It’s been a hectic week at work, leaving me with little time to seek out and listen to new music. In times such as these I rely either on my old favourites or my Discover Weekly playlist on Spotify, which is how I found the track “Chillout Tent” by the Hold Steady. How great is Discover Weekly, by the way? It can be hit and miss from week to week, and sometimes offers up 30 very similar tracks, but I’ve been enjoying a streak of fantastic playlists for the last month or so. Apple Music’s deep iOS integration hooked me for a long time but I dipped my toe back in the waters of Spotify a few months ago and haven’t looked back since, thanks in large part to this brilliant feature.
The Hold Steady is a band I’ve been meaning to listen to for a long time, their albums languishing in various streaming service libraries as I pass them over in favour of listening to Weezer or God-knows-what for the hundred thousandth time. When “Chillout Tent” popped up as a recommended song, I knew it was time to finally try them out, and I’m so glad I did. “Chillout Tent” is an unusual kind of feel-good track, with youthful tales of overdoses and doomed romances half spoken, half sung over a chugging rhythm guitar, and by the time a female voice began to sing the chorus over mariachi horns, I knew I was in love. This is one of those songs that makes me feel a bit happier when I’m sad and a bit sadder when I’m happy, a dichotomy that perfectly reflects the hormone-fuelled confusion that is inescapable when one is young.
It’s funny how a well-told story can make you nostalgic for an experience you’ve never had.

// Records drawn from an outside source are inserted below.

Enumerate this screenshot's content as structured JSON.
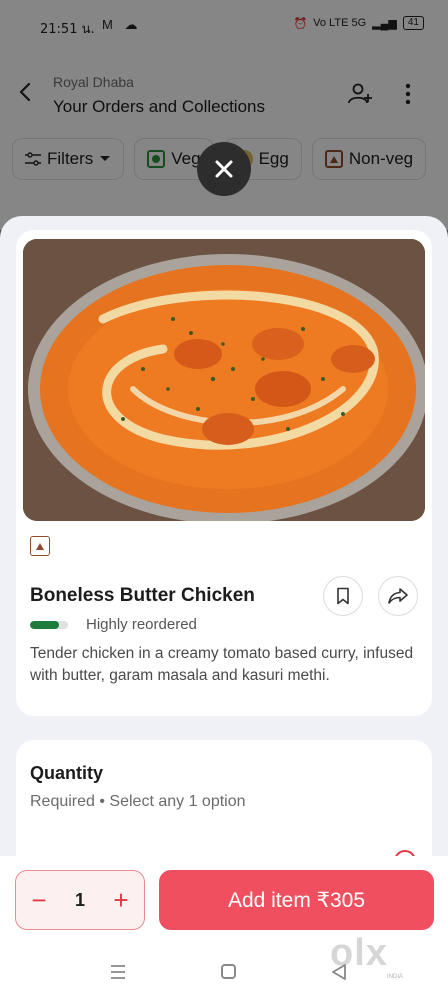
{
  "status_bar": {
    "time": "21:51 น.",
    "app_icons": "M ☁",
    "network": "Vo LTE 5G",
    "battery": "41"
  },
  "header": {
    "restaurant": "Royal Dhaba",
    "title": "Your Orders and Collections"
  },
  "filters": {
    "filters_label": "Filters",
    "veg_label": "Veg",
    "egg_label": "Egg",
    "nonveg_label": "Non-veg"
  },
  "dish": {
    "name": "Boneless Butter Chicken",
    "badge": "Highly reordered",
    "reorder_level": 0.75,
    "description": "Tender chicken in a creamy tomato based curry, infused with butter, garam masala and kasuri methi.",
    "food_type": "non-veg"
  },
  "quantity": {
    "title": "Quantity",
    "subtitle": "Required • Select any 1 option"
  },
  "cart": {
    "count": "1",
    "decrement_symbol": "−",
    "increment_symbol": "+",
    "add_label": "Add item ₹305"
  },
  "watermark": {
    "text": "olx",
    "sub": "INDIA"
  },
  "colors": {
    "accent": "#ef4f5f",
    "veg_green": "#2a8a3a",
    "nonveg_brown": "#8c4a2f",
    "reorder_green": "#1f7a3d"
  },
  "icons": [
    "back-arrow-icon",
    "group-add-icon",
    "more-vertical-icon",
    "filter-sliders-icon",
    "chevron-down-icon",
    "close-icon",
    "bookmark-icon",
    "share-icon",
    "nav-menu-icon",
    "nav-home-icon",
    "nav-back-icon"
  ]
}
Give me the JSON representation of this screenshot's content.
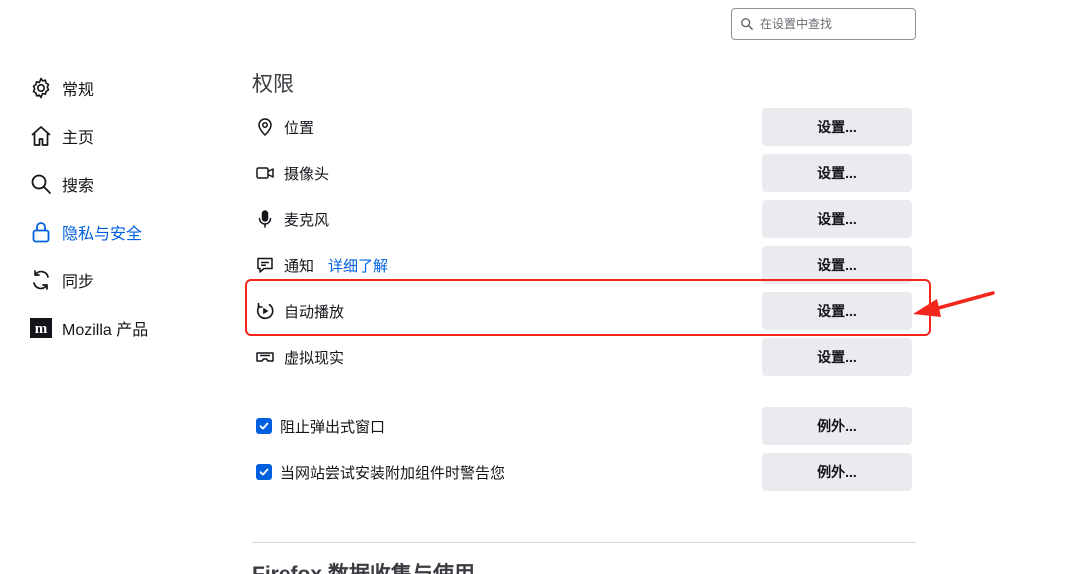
{
  "search": {
    "placeholder": "在设置中查找"
  },
  "sidebar": {
    "items": [
      {
        "label": "常规",
        "icon": "gear-icon",
        "active": false
      },
      {
        "label": "主页",
        "icon": "home-icon",
        "active": false
      },
      {
        "label": "搜索",
        "icon": "search-icon",
        "active": false
      },
      {
        "label": "隐私与安全",
        "icon": "lock-icon",
        "active": true
      },
      {
        "label": "同步",
        "icon": "sync-icon",
        "active": false
      },
      {
        "label": "Mozilla 产品",
        "icon": "mozilla-icon",
        "active": false
      }
    ]
  },
  "permissions": {
    "title": "权限",
    "rows": [
      {
        "label": "位置",
        "icon": "location-pin-icon",
        "button": "设置..."
      },
      {
        "label": "摄像头",
        "icon": "camera-icon",
        "button": "设置..."
      },
      {
        "label": "麦克风",
        "icon": "microphone-icon",
        "button": "设置..."
      },
      {
        "label": "通知",
        "icon": "notification-icon",
        "link": "详细了解",
        "button": "设置..."
      },
      {
        "label": "自动播放",
        "icon": "autoplay-icon",
        "button": "设置..."
      },
      {
        "label": "虚拟现实",
        "icon": "vr-headset-icon",
        "button": "设置..."
      }
    ],
    "checks": [
      {
        "label": "阻止弹出式窗口",
        "checked": true,
        "button": "例外..."
      },
      {
        "label": "当网站尝试安装附加组件时警告您",
        "checked": true,
        "button": "例外..."
      }
    ]
  },
  "next_section": {
    "title": "Firefox 数据收集与使用"
  },
  "colors": {
    "accent": "#0061e0",
    "annotation": "#f2261b",
    "button_bg": "#ebebef"
  }
}
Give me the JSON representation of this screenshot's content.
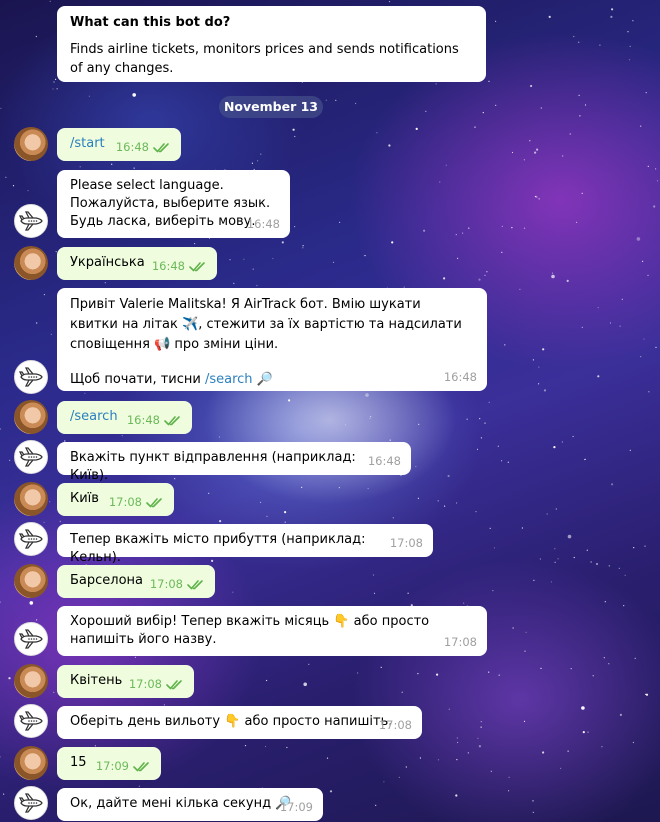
{
  "bot_info": {
    "title": "What can this bot do?",
    "description": "Finds airline tickets, monitors prices and sends notifications of any changes."
  },
  "date_separator": "November 13",
  "messages": [
    {
      "from": "user",
      "text": "/start",
      "time": "16:48"
    },
    {
      "from": "bot",
      "text": "Please select language.\nПожалуйста, выберите язык.\nБудь ласка, виберіть мову.",
      "time": "16:48"
    },
    {
      "from": "user",
      "text": "Українська",
      "time": "16:48"
    },
    {
      "from": "bot",
      "text_part1": "Привіт Valerie Malitska! Я AirTrack бот. Вмію шукати квитки на літак ✈️, стежити за їх вартістю та надсилати сповіщення 📢 про зміни ціни.",
      "text_part2": "Щоб почати, тисни ",
      "cmd": "/search",
      "text_part3": " 🔎",
      "time": "16:48"
    },
    {
      "from": "user",
      "text": "/search",
      "time": "16:48"
    },
    {
      "from": "bot",
      "text": "Вкажіть пункт відправлення (наприклад: Київ).",
      "time": "16:48"
    },
    {
      "from": "user",
      "text": "Київ",
      "time": "17:08"
    },
    {
      "from": "bot",
      "text": "Тепер вкажіть місто прибуття (наприклад: Кельн).",
      "time": "17:08"
    },
    {
      "from": "user",
      "text": "Барселона",
      "time": "17:08"
    },
    {
      "from": "bot",
      "text": "Хороший вибір! Тепер вкажіть місяць 👇 або просто напишіть його назву.",
      "time": "17:08"
    },
    {
      "from": "user",
      "text": "Квітень",
      "time": "17:08"
    },
    {
      "from": "bot",
      "text": "Оберіть день вильоту 👇 або просто напишіть.",
      "time": "17:08"
    },
    {
      "from": "user",
      "text": "15",
      "time": "17:09"
    },
    {
      "from": "bot",
      "text": "Ок, дайте мені кілька секунд 🔎",
      "time": "17:09"
    }
  ],
  "icons": {
    "user_avatar": "user-avatar",
    "bot_avatar": "airplane-icon",
    "read_status": "double-check-icon"
  },
  "colors": {
    "incoming_bubble": "#ffffff",
    "outgoing_bubble": "#effdde",
    "command_link": "#2a7fbf",
    "read_check": "#6cb95a"
  }
}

While I love live music, I’ve never been a festival guy, valuing hot water and a warm bed far too much to spend three days camping out in a muddy field (I’m what you might call ‘soft’). Nonetheless, the events depicted in this song offer little attraction to me, I can’t help but feel a tiny pang of regret when I listen to it. Do I wish I’d ended more weekends as a shivering, strung-out wreck when I was a teenager? No, probably not. But there’s a sense of romance to the drug-fuelled escapades of the characters of “Chillout Tent”, and that’s something that is very difficult not to envy.